By KARI BLURTON
USd 489 Superintendent Dean Katt said he believes the compromise bill now awaiting Gov. Sam Brownback’s signature will hurt the district more than it helps.
“Overall, financially, it is not good,” Katt said. “We didn’t receive money for capital outlay (or) state aid. We gained a bit for the local option budget mill levy, but most everything else is cuts.”
Katt added the final iteration of the bill was not as bad as some previous versions — but it’s “not good by any means.”
There is an increase of $14 per student in the base state aid and state funding for the local option budget, but that is countered by money the Hays district will lose for some at-risk students. The proposal adds $129 million in total state aid to help fund poorer school districts, but also contained policy changes that have raised alarms in the educational community. Most notably, it does away with due process, also known as tenure, that requires the decision to terminate a non-probationary teacher to be justifiable to a third party.
Hays USD 489 already was grappling with a projected $1.3 million shortfall in the upcoming budget, and recently informed some staff their contracts would not be renewed for the 2014-15 school year. In an official statement released by the district Tuesday, is was made public those cuts, if approved by the board of education, would affect 16 certified staff, an equivalent of 13 full-time employees. The classified staff also is expected to decrease in size, and three positions already have been cut through the process of attrition.
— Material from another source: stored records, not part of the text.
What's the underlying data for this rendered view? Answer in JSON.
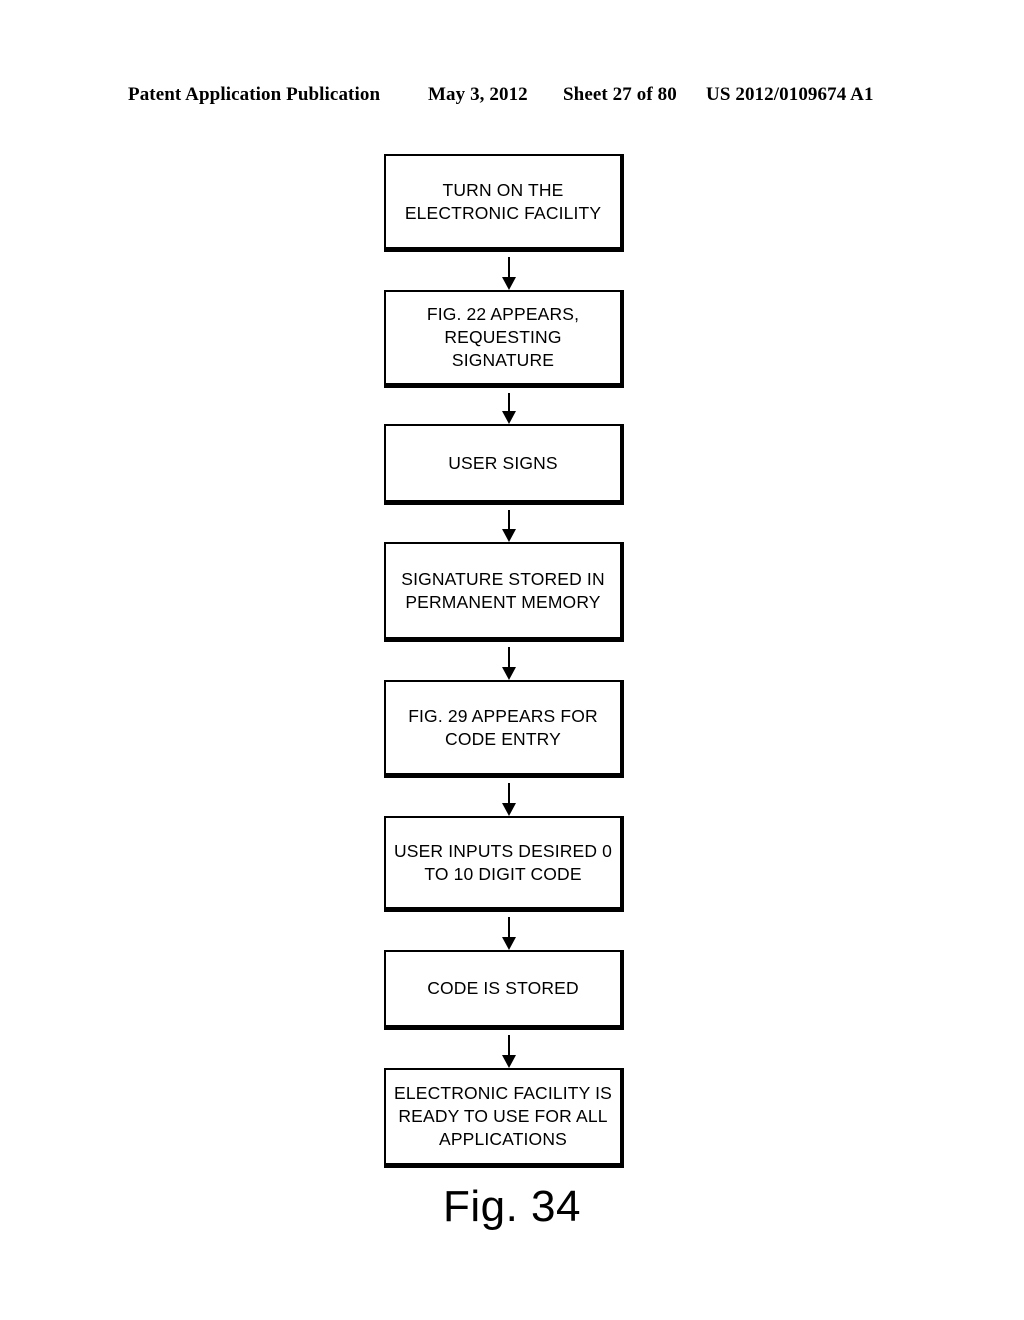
{
  "header": {
    "publication": "Patent Application Publication",
    "date": "May 3, 2012",
    "sheet": "Sheet 27 of 80",
    "document_number": "US 2012/0109674 A1"
  },
  "figure": {
    "caption": "Fig. 34",
    "nodes": [
      {
        "id": "turn-on",
        "label": "TURN ON THE\nELECTRONIC FACILITY"
      },
      {
        "id": "fig22-appears",
        "label": "FIG. 22 APPEARS,\nREQUESTING SIGNATURE"
      },
      {
        "id": "user-signs",
        "label": "USER SIGNS"
      },
      {
        "id": "signature-stored",
        "label": "SIGNATURE STORED IN\nPERMANENT MEMORY"
      },
      {
        "id": "fig29-appears",
        "label": "FIG. 29 APPEARS FOR\nCODE ENTRY"
      },
      {
        "id": "user-inputs-code",
        "label": "USER INPUTS DESIRED 0\nTO 10 DIGIT CODE"
      },
      {
        "id": "code-stored",
        "label": "CODE IS STORED"
      },
      {
        "id": "ready-to-use",
        "label": "ELECTRONIC FACILITY IS\nREADY TO USE FOR ALL\nAPPLICATIONS"
      }
    ],
    "connectors": [
      {
        "from": "turn-on",
        "to": "fig22-appears",
        "icon": "arrow-down-icon"
      },
      {
        "from": "fig22-appears",
        "to": "user-signs",
        "icon": "arrow-down-icon"
      },
      {
        "from": "user-signs",
        "to": "signature-stored",
        "icon": "arrow-down-icon"
      },
      {
        "from": "signature-stored",
        "to": "fig29-appears",
        "icon": "arrow-down-icon"
      },
      {
        "from": "fig29-appears",
        "to": "user-inputs-code",
        "icon": "arrow-down-icon"
      },
      {
        "from": "user-inputs-code",
        "to": "code-stored",
        "icon": "arrow-down-icon"
      },
      {
        "from": "code-stored",
        "to": "ready-to-use",
        "icon": "arrow-down-icon"
      }
    ]
  },
  "colors": {
    "ink": "#000000",
    "page": "#ffffff"
  }
}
The compromise was drafted Sunday in response to a Kansas Supreme Court decision ruling Kansas educational funding fell short of constitutional requirements.
Katt said he is discouraged Kansas lawmakers didn’t have “a little more interest and spirited conversation during the regular session,” instead of waiting until until the last weekend to “throw everything together and think they are doing justice to anything.”
The only revenue option, the district said in the release today, is to increase the amount of taxes it levies via the local option budget. The new legislation would allow the district to increase that levy from 30 percent to 33 percent, which would generate approximately $650,000 in new revenue. Such a move would require approval by voters via a mail-in ballot.
“The biggest shock was the teacher tenure,” Katt said. “That was a big surprise. The issue had never came up with any Legislature — no hearings on it or anything.”